I read this interesting piece in the Washington Post today by Janice D’Arcy. It’s a great read.
It asks the question: Should women who blog about issues related to childcare and parenting simply be labeled “mommy bloggers” and is the term demeaning?
D’arcy writes: “When the consumer marketing firm Scarborough Research released a report this past fall on the state of “mom bloggers,” the group defined the group “as women who have at least one child in their household and have read or contributed to a blog in the past 30 days.” (By that definition, if U.S. Secretary of State Hillary Rodham Clinton read up on risks in Burma on the State Department blog, she’d, technically, be a mom blogger.)”
Good point. Scarborough Research needs to do a little tweaking on their definition.

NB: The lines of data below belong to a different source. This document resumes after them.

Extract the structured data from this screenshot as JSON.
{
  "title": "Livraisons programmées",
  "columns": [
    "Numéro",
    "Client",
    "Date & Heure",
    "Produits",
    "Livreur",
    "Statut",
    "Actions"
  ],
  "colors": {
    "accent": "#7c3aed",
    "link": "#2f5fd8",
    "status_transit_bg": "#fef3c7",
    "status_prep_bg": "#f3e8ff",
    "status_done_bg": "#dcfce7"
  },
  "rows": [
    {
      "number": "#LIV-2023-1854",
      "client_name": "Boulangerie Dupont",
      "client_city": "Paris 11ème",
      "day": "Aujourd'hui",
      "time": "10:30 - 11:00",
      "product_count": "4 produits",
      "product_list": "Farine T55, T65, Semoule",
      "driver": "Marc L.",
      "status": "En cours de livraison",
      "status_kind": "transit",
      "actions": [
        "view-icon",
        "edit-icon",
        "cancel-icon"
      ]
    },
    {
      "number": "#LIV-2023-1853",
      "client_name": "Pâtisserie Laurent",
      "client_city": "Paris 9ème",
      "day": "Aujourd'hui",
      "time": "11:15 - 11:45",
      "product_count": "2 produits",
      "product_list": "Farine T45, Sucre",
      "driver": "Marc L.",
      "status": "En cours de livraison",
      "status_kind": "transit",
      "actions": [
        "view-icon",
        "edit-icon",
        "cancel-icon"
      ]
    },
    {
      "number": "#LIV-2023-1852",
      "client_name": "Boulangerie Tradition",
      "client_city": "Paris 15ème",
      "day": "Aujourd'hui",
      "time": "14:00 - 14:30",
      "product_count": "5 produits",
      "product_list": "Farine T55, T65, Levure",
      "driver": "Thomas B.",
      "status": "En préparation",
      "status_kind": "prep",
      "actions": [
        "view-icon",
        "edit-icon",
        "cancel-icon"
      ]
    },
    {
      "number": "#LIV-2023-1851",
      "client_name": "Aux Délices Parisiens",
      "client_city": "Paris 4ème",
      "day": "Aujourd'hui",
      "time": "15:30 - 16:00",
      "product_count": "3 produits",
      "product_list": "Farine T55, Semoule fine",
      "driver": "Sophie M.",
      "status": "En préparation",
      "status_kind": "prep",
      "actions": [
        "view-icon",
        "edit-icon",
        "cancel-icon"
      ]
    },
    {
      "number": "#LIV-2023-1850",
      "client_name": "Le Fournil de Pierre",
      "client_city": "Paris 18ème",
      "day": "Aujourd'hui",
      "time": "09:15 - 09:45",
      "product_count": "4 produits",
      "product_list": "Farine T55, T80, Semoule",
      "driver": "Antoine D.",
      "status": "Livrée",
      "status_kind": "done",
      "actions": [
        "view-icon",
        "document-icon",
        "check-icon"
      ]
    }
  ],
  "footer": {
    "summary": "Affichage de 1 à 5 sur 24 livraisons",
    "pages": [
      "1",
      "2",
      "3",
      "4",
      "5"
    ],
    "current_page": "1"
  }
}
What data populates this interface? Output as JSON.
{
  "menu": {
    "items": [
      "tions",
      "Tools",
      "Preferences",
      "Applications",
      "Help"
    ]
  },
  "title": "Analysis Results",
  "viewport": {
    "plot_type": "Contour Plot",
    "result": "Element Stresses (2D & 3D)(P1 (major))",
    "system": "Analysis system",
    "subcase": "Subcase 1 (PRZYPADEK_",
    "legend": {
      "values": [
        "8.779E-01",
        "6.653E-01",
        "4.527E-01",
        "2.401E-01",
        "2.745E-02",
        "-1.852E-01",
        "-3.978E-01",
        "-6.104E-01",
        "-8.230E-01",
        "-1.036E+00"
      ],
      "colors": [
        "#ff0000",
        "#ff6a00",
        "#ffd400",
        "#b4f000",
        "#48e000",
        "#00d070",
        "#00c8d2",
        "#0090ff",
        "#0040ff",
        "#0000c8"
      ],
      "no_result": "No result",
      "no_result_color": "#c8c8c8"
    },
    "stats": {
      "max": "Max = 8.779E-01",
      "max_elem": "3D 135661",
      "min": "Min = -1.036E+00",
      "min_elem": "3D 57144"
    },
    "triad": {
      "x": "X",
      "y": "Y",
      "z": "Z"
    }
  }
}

I also wonder what about the many dads who blog. Are they identifying themselves as “daddy bloggers” or simply “bloggers”?
There’s an interesting back and forth debate about D’Arcy’s article. I understand why some women may be offended by the term “mommy blogger.”
But if you were to ask me if I mind being called a mommy blogger, here’s my answer:
I wear different hats, depending on the day and time. I’m a mom, step-mom, wife, sister, and a journalist. I’m a marathoner, a niece, an auntie, and a board member. I’m a friend, a college classmate, a consumer, a fan, and a kick-boxer. I’m a writer, a volunteer, a co-worker and a neighbor. I’m a viewer, a household manager and a college grad. I’m an employee, a homeowner and I am a blogger.
All of the different roles shape my experiences and what I write about. I’m not too attached to one particular label.
So I don’t care if the world calls me “Mommy blogger.” But I don’t want that to be the only thing they call me.